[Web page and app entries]
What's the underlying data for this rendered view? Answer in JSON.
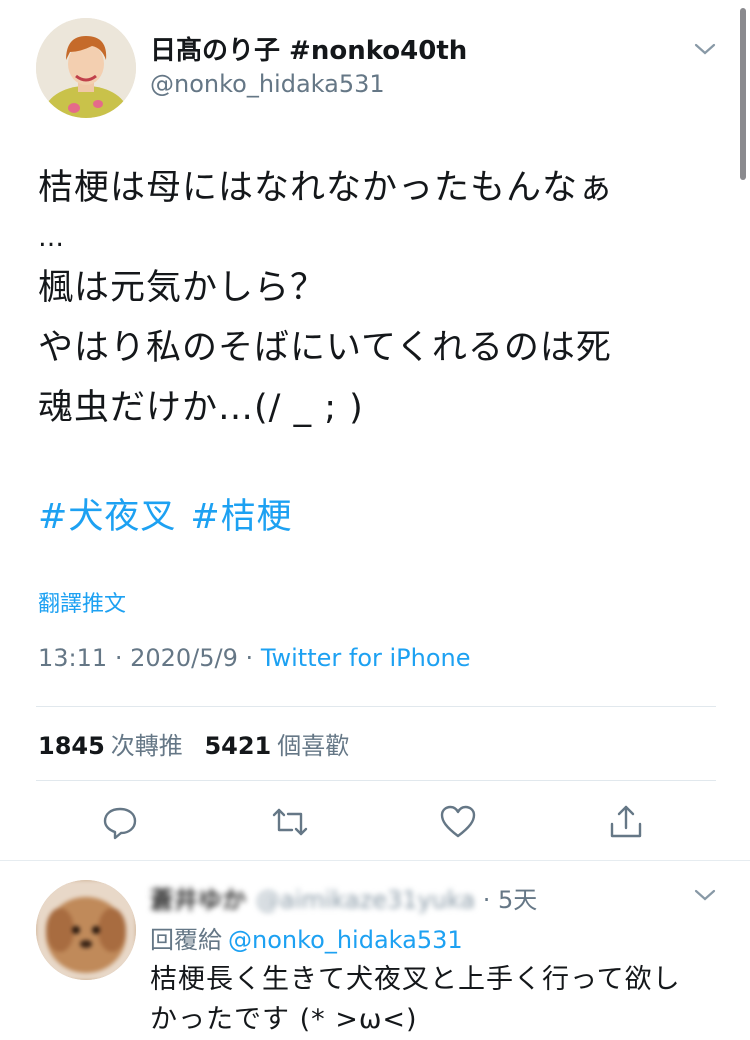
{
  "tweet": {
    "author_name": "日髙のり子 #nonko40th",
    "author_handle": "@nonko_hidaka531",
    "lines": [
      "桔梗は母にはなれなかったもんなぁ",
      "…",
      "楓は元気かしら？",
      "やはり私のそばにいてくれるのは死",
      "魂虫だけか…(/ _ ; )"
    ],
    "hashtags": [
      "#犬夜叉",
      "#桔梗"
    ],
    "translate_label": "翻譯推文",
    "time": "13:11",
    "date": "2020/5/9",
    "separator": "·",
    "source": "Twitter for iPhone",
    "retweet_count": "1845",
    "retweet_label": "次轉推",
    "like_count": "5421",
    "like_label": "個喜歡"
  },
  "actions": {
    "icons": [
      "reply-icon",
      "retweet-icon",
      "like-icon",
      "share-icon"
    ]
  },
  "reply": {
    "author_name": "蒼井ゆか",
    "author_handle": "@aimikaze31yuka",
    "separator": "·",
    "time": "5天",
    "replying_label": "回覆給",
    "replying_to": "@nonko_hidaka531",
    "text_line1": "桔梗長く生きて犬夜叉と上手く行って欲し",
    "text_line2": "かったです (* >ω<)"
  },
  "colors": {
    "accent": "#1da1f2",
    "secondary_text": "#657786",
    "primary_text": "#14171a",
    "divider": "#e1e8ed"
  }
}
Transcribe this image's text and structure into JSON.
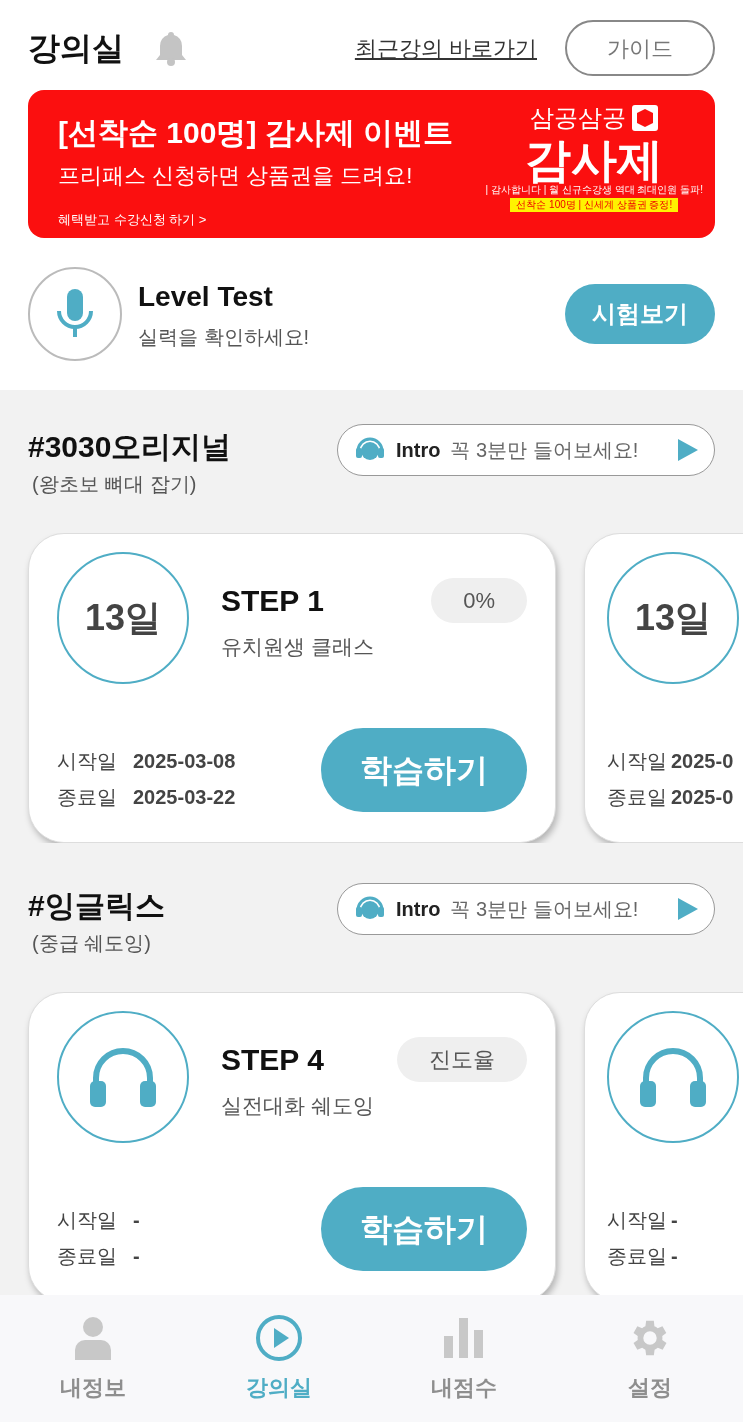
{
  "header": {
    "title": "강의실",
    "link": "최근강의 바로가기",
    "guide_button": "가이드"
  },
  "banner": {
    "headline": "[선착순 100명] 감사제 이벤트",
    "subline": "프리패스 신청하면 상품권을 드려요!",
    "cta": "혜택받고 수강신청 하기 >",
    "brand": "삼공삼공",
    "event": "감사제",
    "small_note": "| 감사합니다 | 월 신규수강생 역대 최대인원 돌파!",
    "tag": "선착순 100명 | 신세계 상품권 증정!"
  },
  "level_test": {
    "title": "Level Test",
    "subtitle": "실력을 확인하세요!",
    "button": "시험보기"
  },
  "courses": [
    {
      "title": "#3030오리지널",
      "subtitle": "(왕초보 뼈대 잡기)",
      "intro": {
        "label": "Intro",
        "text": "꼭 3분만 들어보세요!"
      },
      "cards": [
        {
          "kind": "days",
          "days": "13일",
          "step": "STEP 1",
          "name": "유치원생 클래스",
          "badge": "0%",
          "start_label": "시작일",
          "start": "2025-03-08",
          "end_label": "종료일",
          "end": "2025-03-22",
          "button": "학습하기"
        },
        {
          "kind": "days",
          "days": "13일",
          "start_label": "시작일",
          "start": "2025-0",
          "end_label": "종료일",
          "end": "2025-0"
        }
      ]
    },
    {
      "title": "#잉글릭스",
      "subtitle": "(중급 쉐도잉)",
      "intro": {
        "label": "Intro",
        "text": "꼭 3분만 들어보세요!"
      },
      "cards": [
        {
          "kind": "headphones",
          "step": "STEP 4",
          "name": "실전대화 쉐도잉",
          "badge": "진도율",
          "start_label": "시작일",
          "start": "-",
          "end_label": "종료일",
          "end": "-",
          "button": "학습하기"
        },
        {
          "kind": "headphones",
          "start_label": "시작일",
          "start": "-",
          "end_label": "종료일",
          "end": "-"
        }
      ]
    }
  ],
  "tabs": [
    {
      "label": "내정보",
      "selected": false
    },
    {
      "label": "강의실",
      "selected": true
    },
    {
      "label": "내점수",
      "selected": false
    },
    {
      "label": "설정",
      "selected": false
    }
  ]
}
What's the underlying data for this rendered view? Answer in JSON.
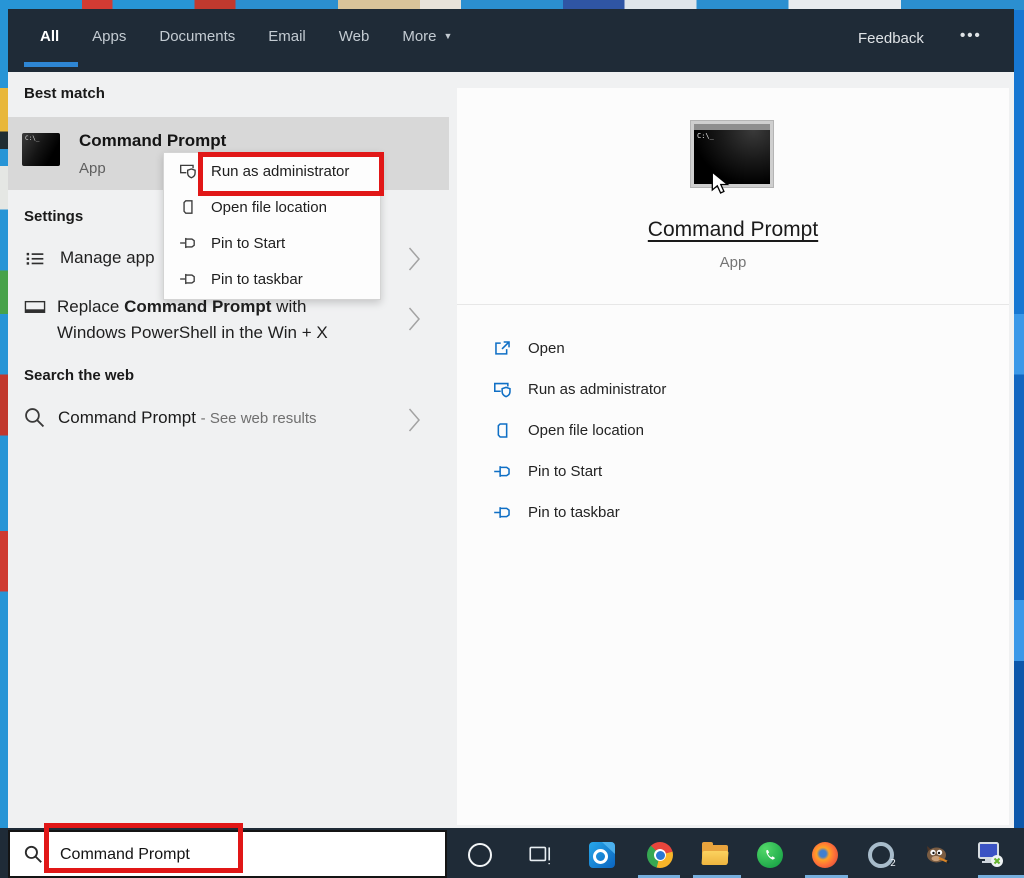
{
  "header": {
    "tabs": [
      "All",
      "Apps",
      "Documents",
      "Email",
      "Web"
    ],
    "more_label": "More",
    "more_caret": "▼",
    "feedback_label": "Feedback",
    "overflow": "•••"
  },
  "left_panel": {
    "best_match_header": "Best match",
    "best_match_title": "Command Prompt",
    "best_match_subtitle": "App",
    "best_match_icon": "cmd-terminal-icon",
    "settings_header": "Settings",
    "manage_app_label": "Manage app",
    "replace_prefix": "Replace ",
    "replace_bold": "Command Prompt",
    "replace_suffix": " with",
    "replace_line2": "Windows PowerShell in the Win + X",
    "search_web_header": "Search the web",
    "web_result_title": "Command Prompt ",
    "web_result_suffix": "- See web results"
  },
  "context_menu": {
    "items": [
      "Run as administrator",
      "Open file location",
      "Pin to Start",
      "Pin to taskbar"
    ],
    "item_icons": [
      "run-admin-icon",
      "file-location-icon",
      "pin-icon",
      "pin-icon"
    ]
  },
  "preview": {
    "app_icon": "cmd-terminal-icon",
    "title": "Command Prompt",
    "subtitle": "App",
    "actions": [
      "Open",
      "Run as administrator",
      "Open file location",
      "Pin to Start",
      "Pin to taskbar"
    ],
    "action_icons": [
      "open-icon",
      "run-admin-icon",
      "file-location-icon",
      "pin-icon",
      "pin-icon"
    ]
  },
  "search_bar": {
    "value": "Command Prompt",
    "icon": "search-icon"
  },
  "taskbar": {
    "icons": [
      "cortana-icon",
      "task-view-icon",
      "outlook-icon",
      "chrome-icon",
      "file-explorer-icon",
      "whatsapp-icon",
      "firefox-icon",
      "o2-ring-icon",
      "gimp-icon",
      "remote-computer-icon"
    ],
    "running_indicators": [
      "chrome-icon",
      "file-explorer-icon",
      "firefox-icon",
      "remote-computer-icon"
    ],
    "o2_badge": "2"
  },
  "cmd_icon_text": "C:\\_",
  "colors": {
    "header_bg": "#1f2b37",
    "taskbar_bg": "#1f2b37",
    "panel_bg": "#f0f1f2",
    "highlight_row": "#d8d8d8",
    "accent_blue": "#0f6fc5",
    "tab_underline": "#2e86d4",
    "annotation_red": "#e11717"
  }
}
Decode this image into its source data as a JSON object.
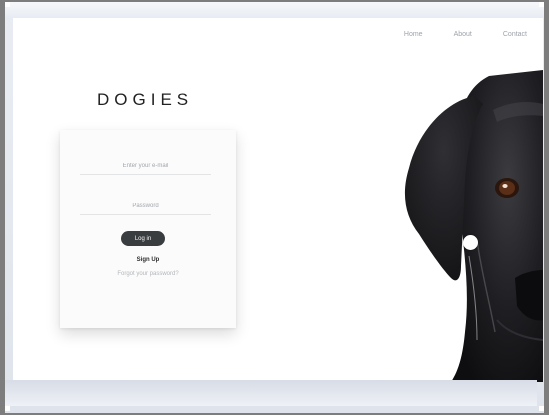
{
  "nav": {
    "items": [
      {
        "label": "Home"
      },
      {
        "label": "About"
      },
      {
        "label": "Contact"
      }
    ]
  },
  "brand": {
    "logo_text": "DOGIES"
  },
  "login_form": {
    "email_placeholder": "Enter your e-mail",
    "password_placeholder": "Password",
    "login_label": "Log in",
    "signup_label": "Sign Up",
    "forgot_label": "Forgot your password?"
  },
  "hero": {
    "image_subject": "black-labrador-dog-photo"
  },
  "colors": {
    "page_background": "#ffffff",
    "button": "#3a3d40",
    "nav_text": "#9ea3aa",
    "outer_background": "#7d7d7d"
  }
}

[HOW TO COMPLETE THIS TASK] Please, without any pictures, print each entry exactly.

[YOUR RESPONSE]
What's the underlying data for this rendered view? Answer in JSON.
{
  "tweet": {
    "author_name": "日髙のり子 #nonko40th",
    "author_handle": "@nonko_hidaka531",
    "lines": [
      "桔梗は母にはなれなかったもんなぁ",
      "…",
      "楓は元気かしら？",
      "やはり私のそばにいてくれるのは死",
      "魂虫だけか…(/ _ ; )"
    ],
    "hashtags": [
      "#犬夜叉",
      "#桔梗"
    ],
    "translate_label": "翻譯推文",
    "time": "13:11",
    "date": "2020/5/9",
    "separator": "·",
    "source": "Twitter for iPhone",
    "retweet_count": "1845",
    "retweet_label": "次轉推",
    "like_count": "5421",
    "like_label": "個喜歡"
  },
  "actions": {
    "icons": [
      "reply-icon",
      "retweet-icon",
      "like-icon",
      "share-icon"
    ]
  },
  "reply": {
    "author_name": "蒼井ゆか",
    "author_handle": "@aimikaze31yuka",
    "separator": "·",
    "time": "5天",
    "replying_label": "回覆給",
    "replying_to": "@nonko_hidaka531",
    "text_line1": "桔梗長く生きて犬夜叉と上手く行って欲し",
    "text_line2": "かったです (* >ω<)"
  },
  "colors": {
    "accent": "#1da1f2",
    "secondary_text": "#657786",
    "primary_text": "#14171a",
    "divider": "#e1e8ed"
  }
}
Transcribe this image's text and structure into JSON.
{
  "header": {
    "title": "강의실",
    "link": "최근강의 바로가기",
    "guide_button": "가이드"
  },
  "banner": {
    "headline": "[선착순 100명] 감사제 이벤트",
    "subline": "프리패스 신청하면 상품권을 드려요!",
    "cta": "혜택받고 수강신청 하기 >",
    "brand": "삼공삼공",
    "event": "감사제",
    "small_note": "| 감사합니다 | 월 신규수강생 역대 최대인원 돌파!",
    "tag": "선착순 100명 | 신세계 상품권 증정!"
  },
  "level_test": {
    "title": "Level Test",
    "subtitle": "실력을 확인하세요!",
    "button": "시험보기"
  },
  "courses": [
    {
      "title": "#3030오리지널",
      "subtitle": "(왕초보 뼈대 잡기)",
      "intro": {
        "label": "Intro",
        "text": "꼭 3분만 들어보세요!"
      },
      "cards": [
        {
          "kind": "days",
          "days": "13일",
          "step": "STEP 1",
          "name": "유치원생 클래스",
          "badge": "0%",
          "start_label": "시작일",
          "start": "2025-03-08",
          "end_label": "종료일",
          "end": "2025-03-22",
          "button": "학습하기"
        },
        {
          "kind": "days",
          "days": "13일",
          "start_label": "시작일",
          "start": "2025-0",
          "end_label": "종료일",
          "end": "2025-0"
        }
      ]
    },
    {
      "title": "#잉글릭스",
      "subtitle": "(중급 쉐도잉)",
      "intro": {
        "label": "Intro",
        "text": "꼭 3분만 들어보세요!"
      },
      "cards": [
        {
          "kind": "headphones",
          "step": "STEP 4",
          "name": "실전대화 쉐도잉",
          "badge": "진도율",
          "start_label": "시작일",
          "start": "-",
          "end_label": "종료일",
          "end": "-",
          "button": "학습하기"
        },
        {
          "kind": "headphones",
          "start_label": "시작일",
          "start": "-",
          "end_label": "종료일",
          "end": "-"
        }
      ]
    }
  ],
  "tabs": [
    {
      "label": "내정보",
      "selected": false
    },
    {
      "label": "강의실",
      "selected": true
    },
    {
      "label": "내점수",
      "selected": false
    },
    {
      "label": "설정",
      "selected": false
    }
  ]
}
What's the underlying data for this rendered view? Answer in JSON.
{
  "header": {
    "tabs": [
      "All",
      "Apps",
      "Documents",
      "Email",
      "Web"
    ],
    "more_label": "More",
    "more_caret": "▼",
    "feedback_label": "Feedback",
    "overflow": "•••"
  },
  "left_panel": {
    "best_match_header": "Best match",
    "best_match_title": "Command Prompt",
    "best_match_subtitle": "App",
    "best_match_icon": "cmd-terminal-icon",
    "settings_header": "Settings",
    "manage_app_label": "Manage app",
    "replace_prefix": "Replace ",
    "replace_bold": "Command Prompt",
    "replace_suffix": " with",
    "replace_line2": "Windows PowerShell in the Win + X",
    "search_web_header": "Search the web",
    "web_result_title": "Command Prompt ",
    "web_result_suffix": "- See web results"
  },
  "context_menu": {
    "items": [
      "Run as administrator",
      "Open file location",
      "Pin to Start",
      "Pin to taskbar"
    ],
    "item_icons": [
      "run-admin-icon",
      "file-location-icon",
      "pin-icon",
      "pin-icon"
    ]
  },
  "preview": {
    "app_icon": "cmd-terminal-icon",
    "title": "Command Prompt",
    "subtitle": "App",
    "actions": [
      "Open",
      "Run as administrator",
      "Open file location",
      "Pin to Start",
      "Pin to taskbar"
    ],
    "action_icons": [
      "open-icon",
      "run-admin-icon",
      "file-location-icon",
      "pin-icon",
      "pin-icon"
    ]
  },
  "search_bar": {
    "value": "Command Prompt",
    "icon": "search-icon"
  },
  "taskbar": {
    "icons": [
      "cortana-icon",
      "task-view-icon",
      "outlook-icon",
      "chrome-icon",
      "file-explorer-icon",
      "whatsapp-icon",
      "firefox-icon",
      "o2-ring-icon",
      "gimp-icon",
      "remote-computer-icon"
    ],
    "running_indicators": [
      "chrome-icon",
      "file-explorer-icon",
      "firefox-icon",
      "remote-computer-icon"
    ],
    "o2_badge": "2"
  },
  "cmd_icon_text": "C:\\_",
  "colors": {
    "header_bg": "#1f2b37",
    "taskbar_bg": "#1f2b37",
    "panel_bg": "#f0f1f2",
    "highlight_row": "#d8d8d8",
    "accent_blue": "#0f6fc5",
    "tab_underline": "#2e86d4",
    "annotation_red": "#e11717"
  }
}
Decode this image into its source data as a JSON object.
{
  "nav": {
    "items": [
      {
        "label": "Home"
      },
      {
        "label": "About"
      },
      {
        "label": "Contact"
      }
    ]
  },
  "brand": {
    "logo_text": "DOGIES"
  },
  "login_form": {
    "email_placeholder": "Enter your e-mail",
    "password_placeholder": "Password",
    "login_label": "Log in",
    "signup_label": "Sign Up",
    "forgot_label": "Forgot your password?"
  },
  "hero": {
    "image_subject": "black-labrador-dog-photo"
  },
  "colors": {
    "page_background": "#ffffff",
    "button": "#3a3d40",
    "nav_text": "#9ea3aa",
    "outer_background": "#7d7d7d"
  }
}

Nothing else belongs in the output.